Since 1927, the year Lindbergh flew the Atlantic
in his single-engine Spirit of St. Louis, Time has devoted its
final cover of the year to the Man of the Year. The Lone Eagle was first.
In the 1930s and 1940s, FDR was the Man of the Year three times. Stalin, Truman,
and Churchill made it twice, though the selection of Churchill in 1949 seems
dubious, as he had been out of power four years, while Mao was seizing China
by the throat in the bloodiest revolution of the century.
Hitler was chosen in the year of Anschluss and Munich, 1938. Gen. Marshall
made it twice, as did Ike, in 1944 as victor of Normandy and, 15 years later,
In the 1960s and 1970s, JFK made it once, LBJ and Nixon twice. Nixon's 1972
designation was shared with Henry Kissinger. In 1979, the dark and brooding
face gracing Time's cover was that of Iran's Ayatollah Khomeini.
And Time got it right. For Time's Man of the Year, now Person
of the Year, is the figure who, for good or evil, dominates the news. Yet this
year Time could not bring itself to name the obvious choice. Instead,
it chose you and me, all of us citizens of the digital democracy who create
on the Worldwide Web. Why the cop-out?
Perhaps it was Ahmadinejad's hosting of a conference of Holocaust skeptics,
including David Duke, that caused Time to recoil. Perhaps it was fear
that the face of the Iranian president on the cover of Time would repel
the American people and be death for sales.
Surely that was the reasoning behind Time's refusal to name Osama bin
Laden in 2001, choosing Rudy Giuliani instead, though history is unlikely to
conclude that Rudy, his crowded hour notwithstanding, was the central figure
of that annus horribilis.
Richard Stengel, editor of Time, as much as concedes he could not bring
himself to choose by the traditional standard, if that meant choosing Ahmadinejad:
"It just felt to me a little off selecting him."
Understandably. But the refusal to select Ahmadinejad reveals an unwillingness
to confront hard truths. For putting his face on Time's cover would have
done a useful service, jolting America to a painful realization. Not only George
Bush, but the United States, its Arab allies and Israel, had a dreadful year,
as Iran emerged as first beneficiary of a war fought by this country at a cost
of 25,000 dead and wounded.
What the choice of Ahmadinejad would have said is that Iran is in the ascendancy
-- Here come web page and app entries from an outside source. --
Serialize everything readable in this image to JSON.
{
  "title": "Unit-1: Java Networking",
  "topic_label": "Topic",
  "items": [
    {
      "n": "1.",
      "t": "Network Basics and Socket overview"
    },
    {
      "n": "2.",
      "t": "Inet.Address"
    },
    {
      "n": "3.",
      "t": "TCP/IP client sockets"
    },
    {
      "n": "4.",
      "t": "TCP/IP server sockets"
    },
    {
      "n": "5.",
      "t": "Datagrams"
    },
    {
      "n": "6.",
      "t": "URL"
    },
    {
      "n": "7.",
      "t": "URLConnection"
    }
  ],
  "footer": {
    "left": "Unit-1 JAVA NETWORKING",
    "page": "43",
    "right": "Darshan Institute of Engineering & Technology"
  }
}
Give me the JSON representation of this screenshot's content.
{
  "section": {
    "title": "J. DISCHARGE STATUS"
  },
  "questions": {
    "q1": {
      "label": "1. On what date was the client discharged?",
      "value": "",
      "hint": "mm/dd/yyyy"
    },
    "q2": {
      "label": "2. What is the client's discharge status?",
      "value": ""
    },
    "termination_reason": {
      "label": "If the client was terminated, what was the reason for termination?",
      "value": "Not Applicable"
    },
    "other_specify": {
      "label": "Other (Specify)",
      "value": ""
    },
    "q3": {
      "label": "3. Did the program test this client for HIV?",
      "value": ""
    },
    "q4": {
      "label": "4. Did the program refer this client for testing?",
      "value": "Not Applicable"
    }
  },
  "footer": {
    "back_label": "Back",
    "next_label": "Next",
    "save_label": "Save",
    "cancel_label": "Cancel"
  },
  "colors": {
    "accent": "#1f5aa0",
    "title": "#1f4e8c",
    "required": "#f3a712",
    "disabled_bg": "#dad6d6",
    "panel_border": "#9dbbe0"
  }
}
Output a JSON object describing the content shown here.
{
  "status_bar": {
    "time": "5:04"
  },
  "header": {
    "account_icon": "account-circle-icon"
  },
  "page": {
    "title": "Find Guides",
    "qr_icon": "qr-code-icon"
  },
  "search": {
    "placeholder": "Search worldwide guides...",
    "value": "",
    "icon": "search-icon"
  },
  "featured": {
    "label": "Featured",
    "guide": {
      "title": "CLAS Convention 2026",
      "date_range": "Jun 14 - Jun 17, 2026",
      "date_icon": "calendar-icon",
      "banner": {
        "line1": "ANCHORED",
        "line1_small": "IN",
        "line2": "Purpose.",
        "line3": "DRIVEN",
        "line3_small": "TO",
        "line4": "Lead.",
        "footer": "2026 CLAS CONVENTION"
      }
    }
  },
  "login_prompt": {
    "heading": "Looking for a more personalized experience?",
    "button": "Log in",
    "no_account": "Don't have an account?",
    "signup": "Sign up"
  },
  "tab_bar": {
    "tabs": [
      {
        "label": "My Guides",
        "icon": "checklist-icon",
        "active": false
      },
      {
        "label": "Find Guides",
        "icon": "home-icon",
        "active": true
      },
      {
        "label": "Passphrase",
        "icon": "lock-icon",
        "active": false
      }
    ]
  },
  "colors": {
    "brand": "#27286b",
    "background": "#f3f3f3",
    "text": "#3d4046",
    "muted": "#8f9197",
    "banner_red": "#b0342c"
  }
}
in the Middle East and it is not inconceivable that the United States is headed
for defeat, not only in Iraq but Afghanistan.
The Taliban have come back. The Pakistanis have ceded them sanctuary. Some
NATO nations are refusing to risk troops in combat. And it has been some time
since guerrillas who enjoyed a privileged sanctuary in that part of the world
failed to expel European soldiers perceived as imperial occupiers.
Islamists control Somalia. Anti-Americanism is rampant in Lebanon – after Condi
Rice blocked a UN cease-fire resolution to stop Israel's bombing last summer
in what was supposed to be a campaign to clear Hezbollah from her northern border.
The Beirut government could fall at any moment or be forced into a coalition
Even Bush's defense secretary concedes we are not winning in Iraq. It may take
a "surge" of 20,000 to 40,000 troops to stave off defeat before the end of Bush's
term. On the West Bank and Gaza, Hamas and Fatah appear on the brink of civil
war. The elections Bush demanded produced dramatic gains for the Muslim Brotherhood
in Egypt, Hezbollah in Lebanon, Hamas in Palestine, and Moqtada al-Sadr in Iraq.
Eighteen months ago, Ahmadinejad was the unknown mayor of Tehran. Today, he
is the visible face of anti-Americanism and anti-Zionism, both a cause of and
the personification of our failures. He has defied Bush's demand that he give
up the enrichment of uranium, split the Security Council, mocked the Holocaust,
called for the end of the Zionist state and the expulsion of America from the
Mideast, terrified the Sunni monarchs, and united the Arab and Islamic masses
behind his defiance.
His trip to the United Nations, where he ran circles around U.S. journalists,
was a diplomatic triumph. And he has done it all not with military power – Iran
would not last a week in an all-out war with the United States and has no defense
against Israel's nuclear weapons – but with theatrics and rhetoric.
He inspires all who hate Israel and Bush's America. And, according to the Zogby
polling today, that is a majority which, in some once-friendly nations, is approaching
Ahmadinejad, a man of words without real power, is the big winner of 2006,
because Bush, America, and Israel were the big losers.
Why do a billion Muslims prefer Ahmadinejad to America? That is the question
that needs to be addressed.
COPYRIGHT CREATORS SYNDICATE, INC.